* Williams, Sara Elizabeth (December 11, 2016). "Isil retakes
historic city of Palmyra". The Telegraph. Retrieved December 13, 2016.
* Winter, Stefan (2010). The Shiites of Lebanon under Ottoman Rule,
1516–1788. Cambridge University Press. ISBN 978-1-139-48681-1 .
* Withnall, Adam (August 19, 2015). "Isis executes Palmyra
antiquities chief and hangs him from ruins he spent a lifetime
restoring". The Independent. Retrieved December 12, 2016.
* Wolfensohn, Israel (2016) . تاريخ اللغات السامية
(History of Semitic Languages) (in Arabic). دار القلم
للطباعة و النشر و التوزيع.
OCLC 929730588 .
* Wood, Robert (1753). The ruins of Palmyra, otherwise Tedmor, in
the desart. London, Robert Wood.
OCLC 642403707 .
* Wright, David P. (2004). "
Syria and Canaan". In Johnston, Sarah
Iles.

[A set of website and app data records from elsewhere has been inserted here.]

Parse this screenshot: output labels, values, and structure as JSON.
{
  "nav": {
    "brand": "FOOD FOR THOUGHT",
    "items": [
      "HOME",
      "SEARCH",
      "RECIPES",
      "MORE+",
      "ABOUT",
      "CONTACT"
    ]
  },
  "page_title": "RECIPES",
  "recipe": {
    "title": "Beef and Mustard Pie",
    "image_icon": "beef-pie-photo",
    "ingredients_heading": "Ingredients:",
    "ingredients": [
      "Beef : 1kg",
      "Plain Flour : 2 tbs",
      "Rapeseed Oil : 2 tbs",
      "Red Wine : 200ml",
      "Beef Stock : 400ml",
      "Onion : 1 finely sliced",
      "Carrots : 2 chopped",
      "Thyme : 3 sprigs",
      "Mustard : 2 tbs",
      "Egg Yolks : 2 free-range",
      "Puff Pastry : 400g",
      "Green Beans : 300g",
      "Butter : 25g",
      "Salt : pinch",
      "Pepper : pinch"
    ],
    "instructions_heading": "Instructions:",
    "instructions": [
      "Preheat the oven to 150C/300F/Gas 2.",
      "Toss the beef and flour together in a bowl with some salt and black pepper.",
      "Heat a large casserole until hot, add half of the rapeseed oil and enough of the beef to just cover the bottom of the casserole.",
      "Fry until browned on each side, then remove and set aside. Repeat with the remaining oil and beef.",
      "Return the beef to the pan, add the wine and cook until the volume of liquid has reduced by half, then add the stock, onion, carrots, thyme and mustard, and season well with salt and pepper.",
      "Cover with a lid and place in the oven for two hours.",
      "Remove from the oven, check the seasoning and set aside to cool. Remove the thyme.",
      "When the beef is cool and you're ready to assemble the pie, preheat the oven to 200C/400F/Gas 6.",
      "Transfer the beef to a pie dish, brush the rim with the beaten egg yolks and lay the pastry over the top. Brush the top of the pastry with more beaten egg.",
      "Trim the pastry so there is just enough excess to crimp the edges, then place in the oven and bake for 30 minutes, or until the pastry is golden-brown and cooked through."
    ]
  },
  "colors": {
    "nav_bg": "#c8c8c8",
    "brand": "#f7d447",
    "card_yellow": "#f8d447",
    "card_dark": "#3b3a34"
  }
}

Religions of the Ancient World: A Guide. Harvard University
Press. ISBN 978-0-674-01517-3 .
* Yarshater, Ehsan (1998). "The Persian Presence in the Islamic
World". In Hovannisian, Richard G.; Sabagh, Georges. The Persian
Presence in the Islamic World. Giorgio Levi della Vida Conference. 13.
Cambridge University Press. ISBN 978-0-521-59185-0 .
* Yon, Jean-Baptiste (2002). Les notables de Palmyre (in French).
l'Institut français d'archéologie du Proche-Orient. ISBN
* Young, Gary K. (2003) . Rome's Eastern Trade: International
Commerce and Imperial Policy 31 BC – AD 305. Routledge. ISBN
* Zuchowska, Marta (2008). "
Wadi al Qubur and Its Interrelations
with the Development of Urban Space of the City of
Palmyra in the
Hellenistic and Roman Periods". In Kühne, Hartmut; Czichon, Rainer
Maria; Kreppner, Florian Janoscha. Proceedings of the 4th
International Congress of the Archaeology of the Ancient Near East, 29
March – 3 April 2004, Freie Universität Berlin. 1. Otto
Harrassowitz Verlag. ISBN 978-3-447-05703-5 .
Wikimedia Commons has media related to PALMYRA .
Wikivoyage has a travel guide for PALMYRA .
* Metropolitan Museum of Art – Palmyra
* Palmyra. Italian-Syrian Archaeological Mission of the University
* Interactive 360° panoramas of Palmyra
* 360° full-screen photospheric visit of Palmyra
* Tower Tombs, Funerary Portraiture
Temple of Bel
Temple of Baalshamin
Great Colonnade at Palmyra
Roman Theatre at Palmyra
Tower of Elahbel
* Camp of
* Canalizations of